Hello there, I'm back from not being here. Looks like the place is still in one piece and all that. Today on the site we have Frank Young with a look at the joy and madness of 1950s Dick Tracy. I'm happy to see someone getting at the sheer strangeness of the strip.
What made—and makes—Chester Gould’s work so damned compelling? There is much about Dick Tracy that has long been taken at face value, and never deeply explored. Gould’s aggressive, angular art style, and his off-kilter visual juxtapositions, have gotten lip service from the art world, and from a handful of writers on comics whose viewpoints can outwit the trap of nostalgia. Its gallery of stylized caricature-villains is always mentioned, in mass media, with a mixture of awe and condescension.
There is much more going on in Gould’s work—but it requires a devoted scrutiny. It asks its reader to pay close attention, to notice small, seemingly unimportant details and to accept and process arcane information, some of it inexplicable. Its voice is hugely eccentric, didactic and arrogant in its self-righteousness.
On Friday the Billy Ireland Cartoon Library and Museum announced the acquisition of Jay Lynch's archives. This is great news, and I hope will lead to other cartoonists of that era doing the same -- there's not a lot of first person archival material in public collections, so the more the better in terms of really understanding the history of the medium.
Carol Tyler posted a brand new comic strip, which is always good news. It's on Facebook.
Matthew Thurber uploaded a fine new video over the weekend:
Truly amazing dept: Andy Warhol in conversation with Herge in 1977. I was just looking at the newish Herge book from Rizzoli and there's a nice section on his surprisingly diverse art collection.
Here's an excellent Alex Toth 1950s story.
Sort of comics: Those Sea-Monkey ads in 1960s-70s comics?
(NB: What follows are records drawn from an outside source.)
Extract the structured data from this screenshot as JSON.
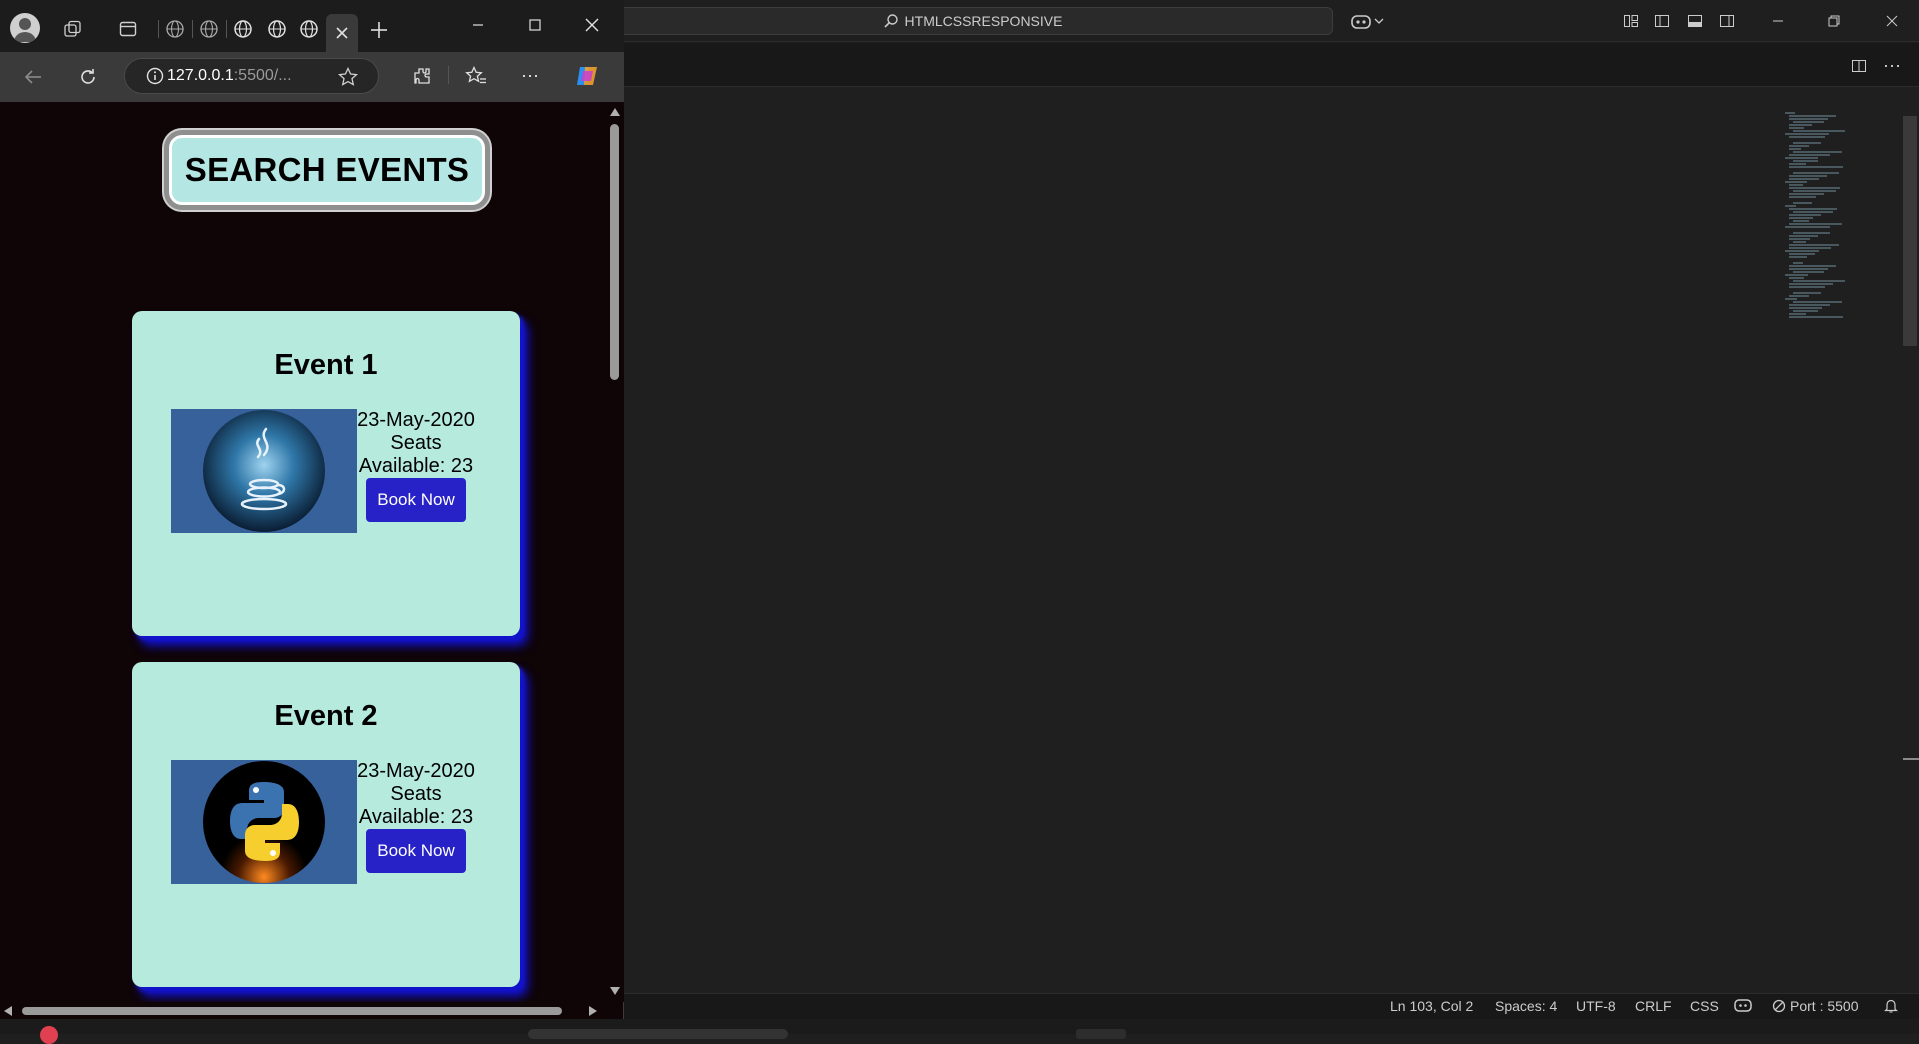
{
  "vscode": {
    "command_center_label": "HTMLCSSRESPONSIVE",
    "status": {
      "position": "Ln 103, Col 2",
      "spaces": "Spaces: 4",
      "encoding": "UTF-8",
      "eol": "CRLF",
      "language": "CSS",
      "port": "Port : 5500"
    }
  },
  "browser": {
    "url_host": "127.0.0.1",
    "url_rest": ":5500/..."
  },
  "page": {
    "search_button_label": "SEARCH EVENTS",
    "events": [
      {
        "title": "Event 1",
        "date": "23-May-2020",
        "seats_label": "Seats",
        "available": "Available: 23",
        "button": "Book Now",
        "logo": "java-icon"
      },
      {
        "title": "Event 2",
        "date": "23-May-2020",
        "seats_label": "Seats",
        "available": "Available: 23",
        "button": "Book Now",
        "logo": "python-icon"
      }
    ]
  }
}
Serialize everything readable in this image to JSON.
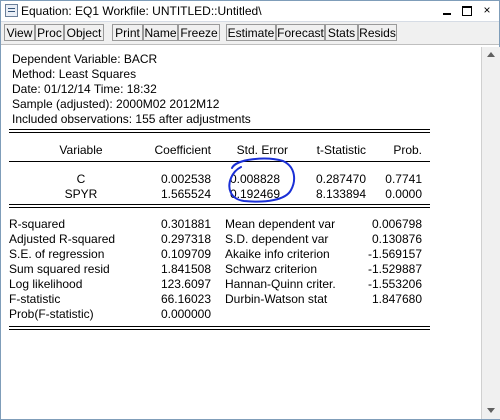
{
  "window": {
    "title": "Equation: EQ1   Workfile: UNTITLED::Untitled\\",
    "minimize": "",
    "maximize": "",
    "close": "×"
  },
  "toolbar": {
    "buttons": [
      "View",
      "Proc",
      "Object",
      "Print",
      "Name",
      "Freeze",
      "Estimate",
      "Forecast",
      "Stats",
      "Resids"
    ]
  },
  "output": {
    "header_lines": [
      "Dependent Variable: BACR",
      "Method: Least Squares",
      "Date: 01/12/14   Time: 18:32",
      "Sample (adjusted): 2000M02 2012M12",
      "Included observations: 155 after adjustments"
    ],
    "coef_headers": [
      "Variable",
      "Coefficient",
      "Std. Error",
      "t-Statistic",
      "Prob."
    ],
    "coef_rows": [
      [
        "C",
        "0.002538",
        "0.008828",
        "0.287470",
        "0.7741"
      ],
      [
        "SPYR",
        "1.565524",
        "0.192469",
        "8.133894",
        "0.0000"
      ]
    ],
    "stats_rows": [
      [
        "R-squared",
        "0.301881",
        "Mean dependent var",
        "0.006798"
      ],
      [
        "Adjusted R-squared",
        "0.297318",
        "S.D. dependent var",
        "0.130876"
      ],
      [
        "S.E. of regression",
        "0.109709",
        "Akaike info criterion",
        "-1.569157"
      ],
      [
        "Sum squared resid",
        "1.841508",
        "Schwarz criterion",
        "-1.529887"
      ],
      [
        "Log likelihood",
        "123.6097",
        "Hannan-Quinn criter.",
        "-1.553206"
      ],
      [
        "F-statistic",
        "66.16023",
        "Durbin-Watson stat",
        "1.847680"
      ],
      [
        "Prob(F-statistic)",
        "0.000000",
        "",
        ""
      ]
    ]
  },
  "colors": {
    "annotation": "#1a2fd6",
    "toolbar_bg": "#f0f0f0"
  }
}
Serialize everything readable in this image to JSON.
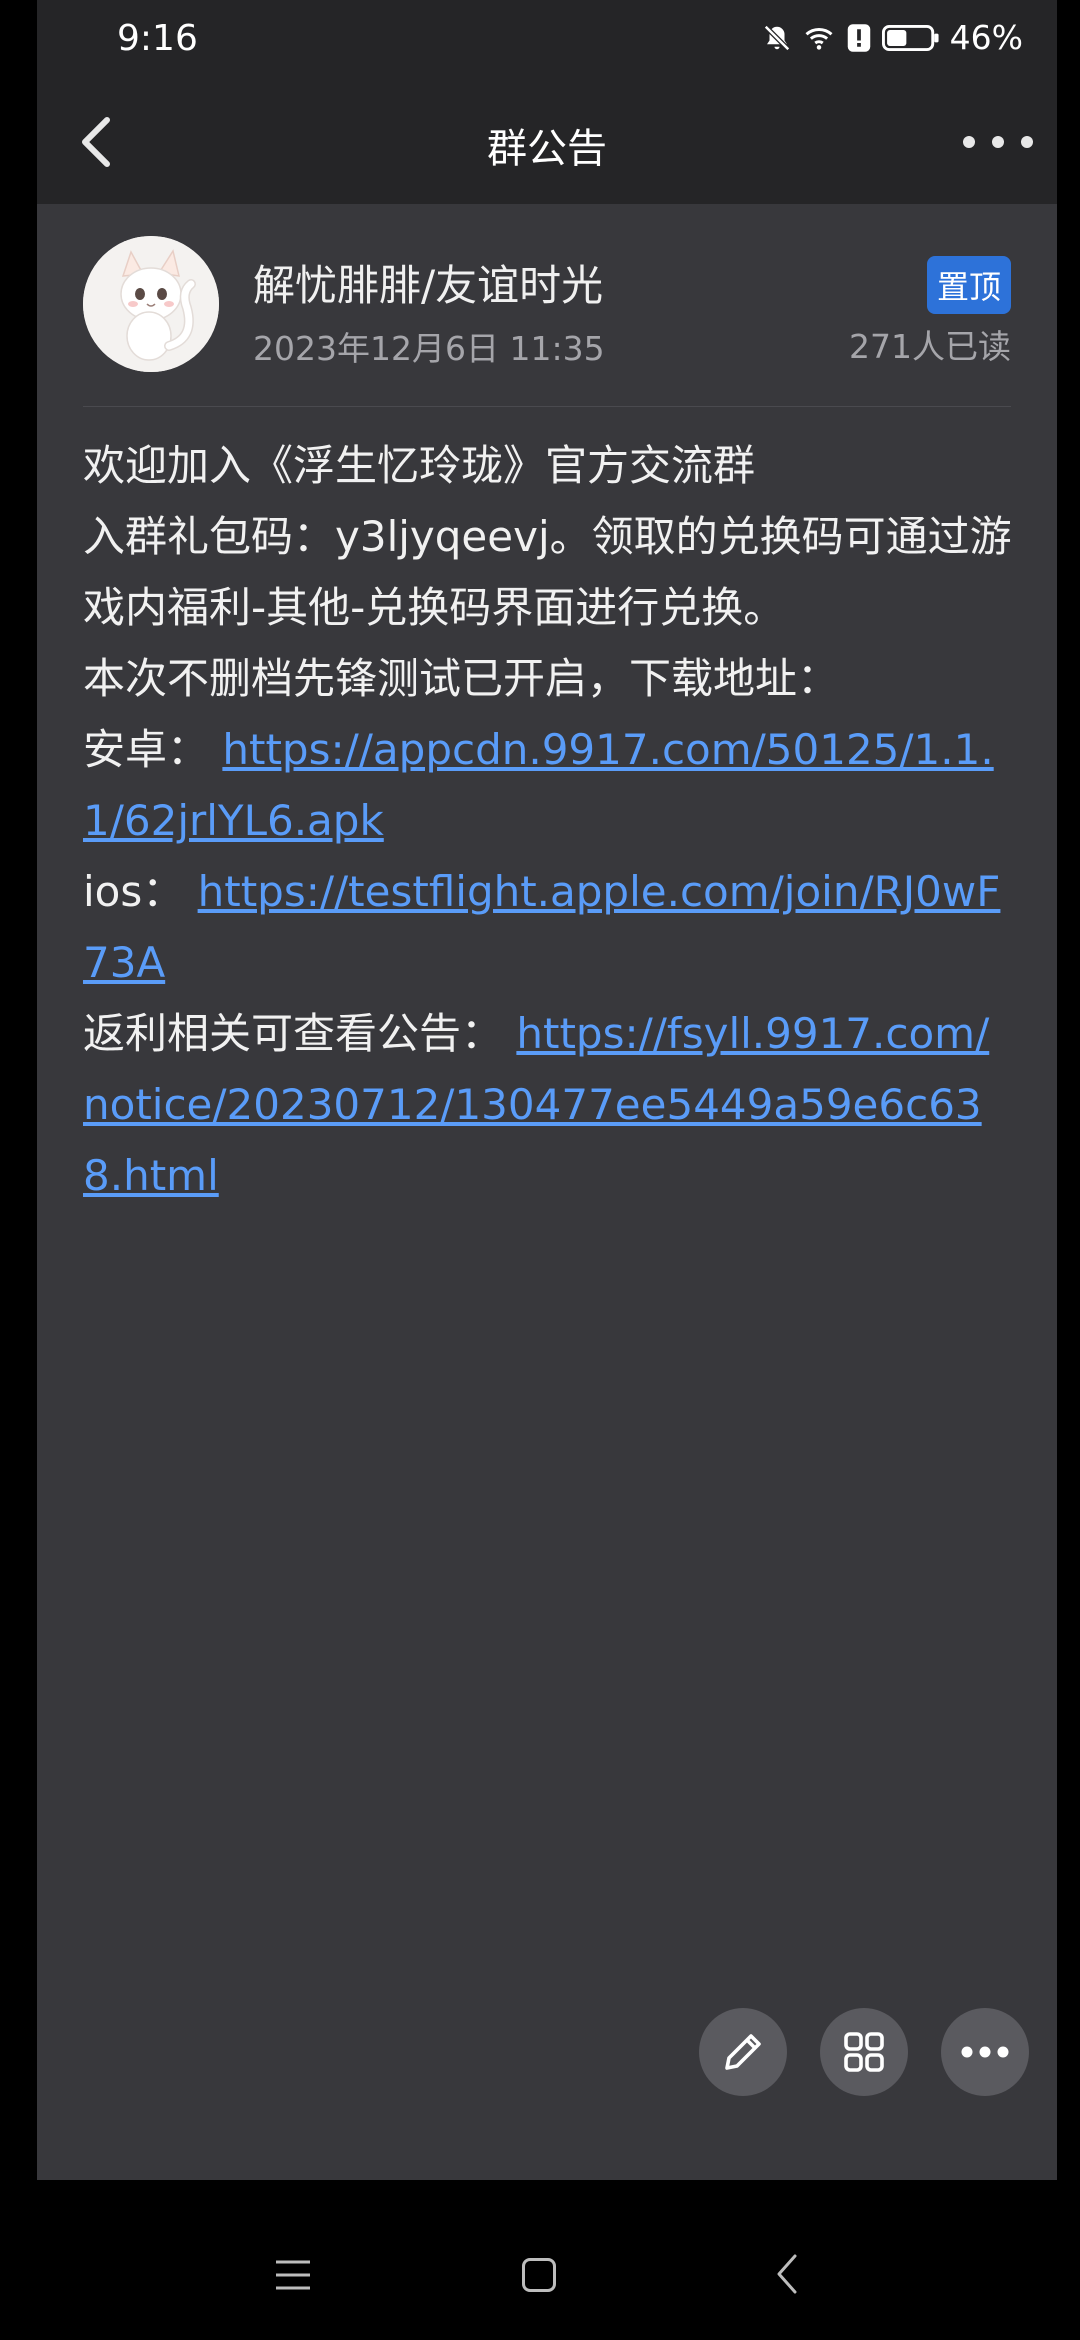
{
  "status_bar": {
    "time": "9:16",
    "battery_text": "46%",
    "battery_level": 0.46,
    "icons": [
      "bell-off-icon",
      "wifi-icon",
      "alert-icon",
      "battery-icon"
    ]
  },
  "nav": {
    "title": "群公告",
    "back_icon": "chevron-left-icon",
    "more_icon": "more-horizontal-icon"
  },
  "post": {
    "author": "解忧腓腓/友谊时光",
    "date": "2023年12月6日 11:35",
    "pin_badge": "置顶",
    "read_count": "271人已读",
    "lines": {
      "l1": "欢迎加入《浮生忆玲珑》官方交流群",
      "l2": "入群礼包码：y3ljyqeevj。领取的兑换码可通过游戏内福利-其他-兑换码界面进行兑换。",
      "l3": "本次不删档先锋测试已开启，下载地址：",
      "android_label": "安卓：",
      "android_link": "https://appcdn.9917.com/50125/1.1.1/62jrlYL6.apk",
      "ios_label": "ios：",
      "ios_link": "https://testflight.apple.com/join/RJ0wF73A",
      "notice_label": "返利相关可查看公告：",
      "notice_link": "https://fsyll.9917.com/notice/20230712/130477ee5449a59e6c638.html"
    }
  },
  "fabs": {
    "edit_icon": "pencil-icon",
    "grid_icon": "grid-icon",
    "more_icon": "more-horizontal-icon"
  },
  "system_nav": {
    "icons": [
      "menu-icon",
      "home-icon",
      "back-icon"
    ]
  },
  "colors": {
    "background": "#38383c",
    "header": "#252527",
    "accent": "#2d72d9",
    "link": "#5a9cf8"
  }
}
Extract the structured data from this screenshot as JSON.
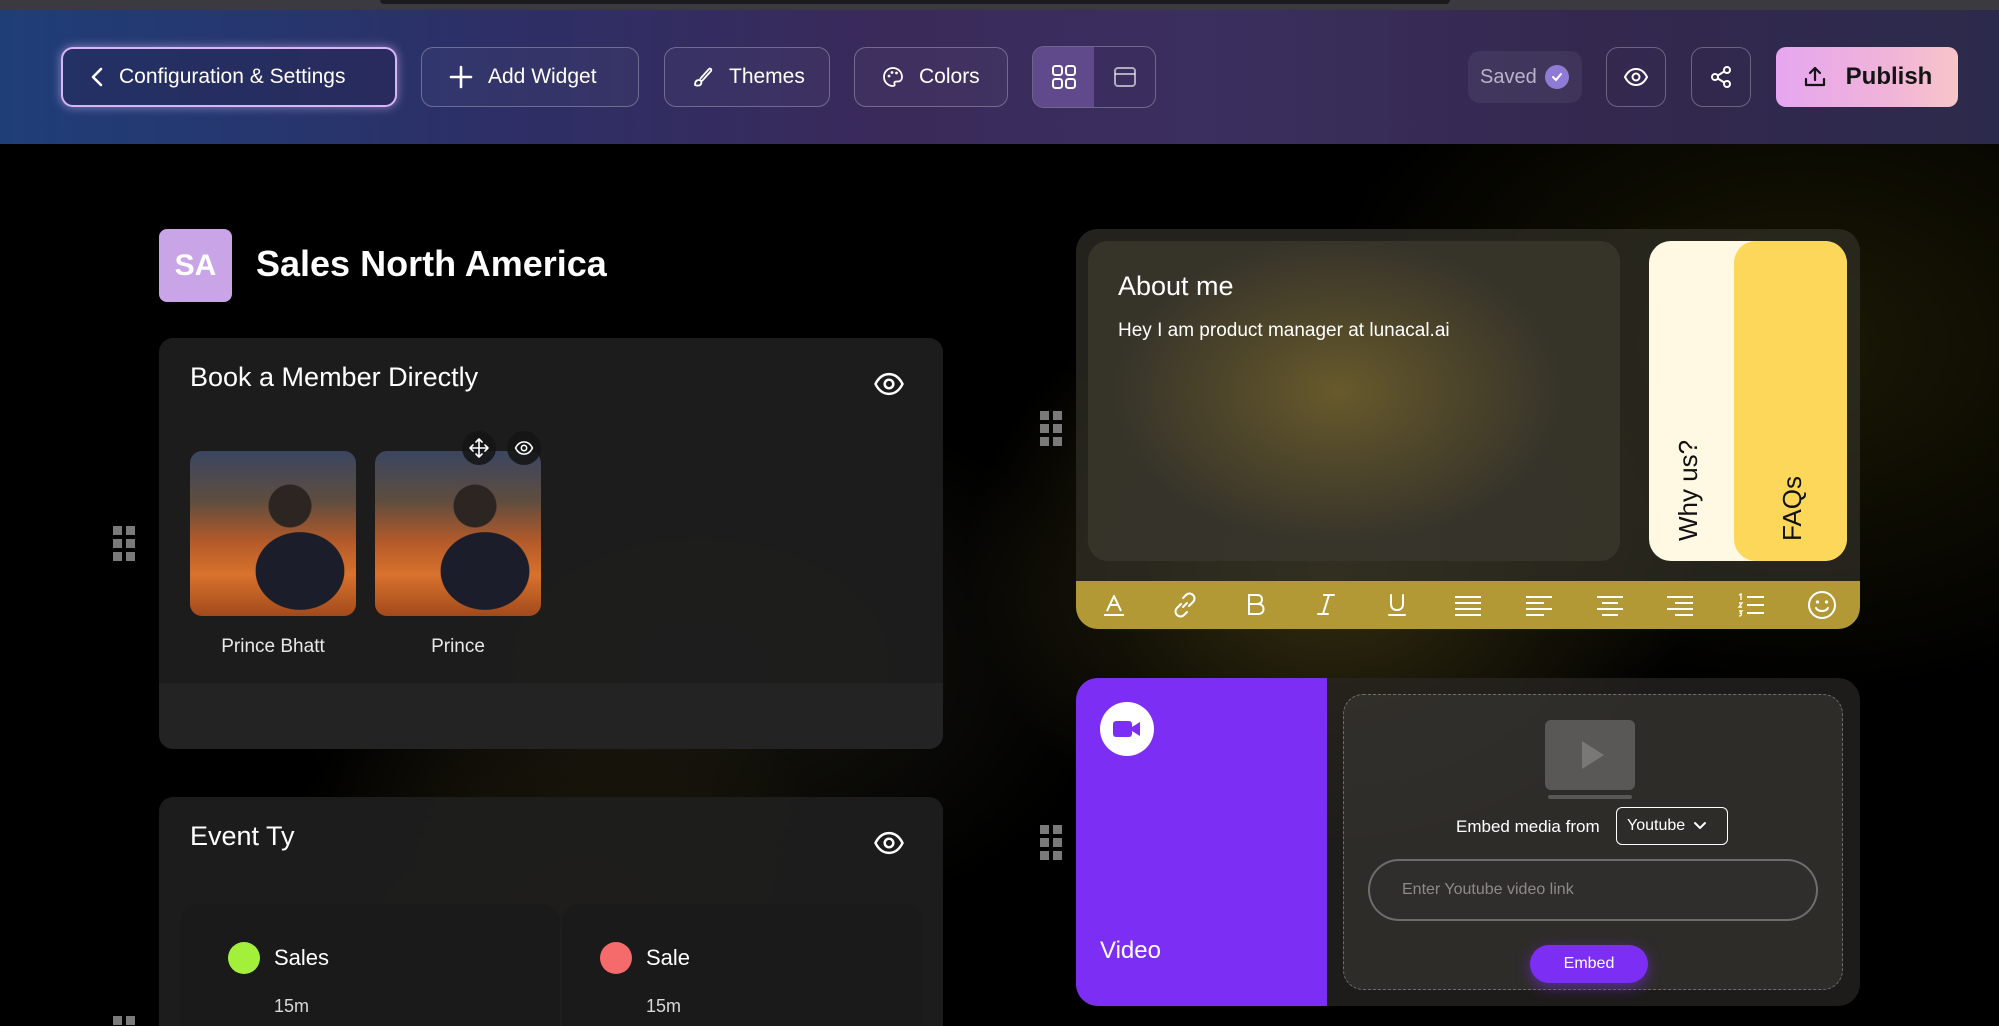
{
  "header": {
    "config_label": "Configuration & Settings",
    "add_widget_label": "Add Widget",
    "themes_label": "Themes",
    "colors_label": "Colors",
    "saved_label": "Saved",
    "publish_label": "Publish"
  },
  "org": {
    "initials": "SA",
    "name": "Sales North America"
  },
  "book_card": {
    "title": "Book a Member Directly",
    "members": [
      {
        "name": "Prince Bhatt"
      },
      {
        "name": "Prince"
      }
    ]
  },
  "event_card": {
    "title": "Event Ty",
    "events": [
      {
        "name": "Sales",
        "duration": "15m",
        "color": "#a3f03a"
      },
      {
        "name": "Sale",
        "duration": "15m",
        "color": "#f56a6a"
      }
    ]
  },
  "about": {
    "title": "About me",
    "text": "Hey I am product manager at lunacal.ai",
    "tabs": [
      "Why us?",
      "FAQs"
    ]
  },
  "video": {
    "label": "Video",
    "embed_label": "Embed media from",
    "source_selected": "Youtube",
    "input_placeholder": "Enter Youtube video link",
    "embed_button": "Embed"
  },
  "colors": {
    "accent_purple": "#7d2ef5",
    "publish_gradient_start": "#e6a6f0",
    "toolbar_gold": "#b39836",
    "faq_yellow": "#fcd75a"
  }
}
Here's a NY Times article about a current battle over the property, which sure sounds familiar.
Not comics: Psychedelic beehives!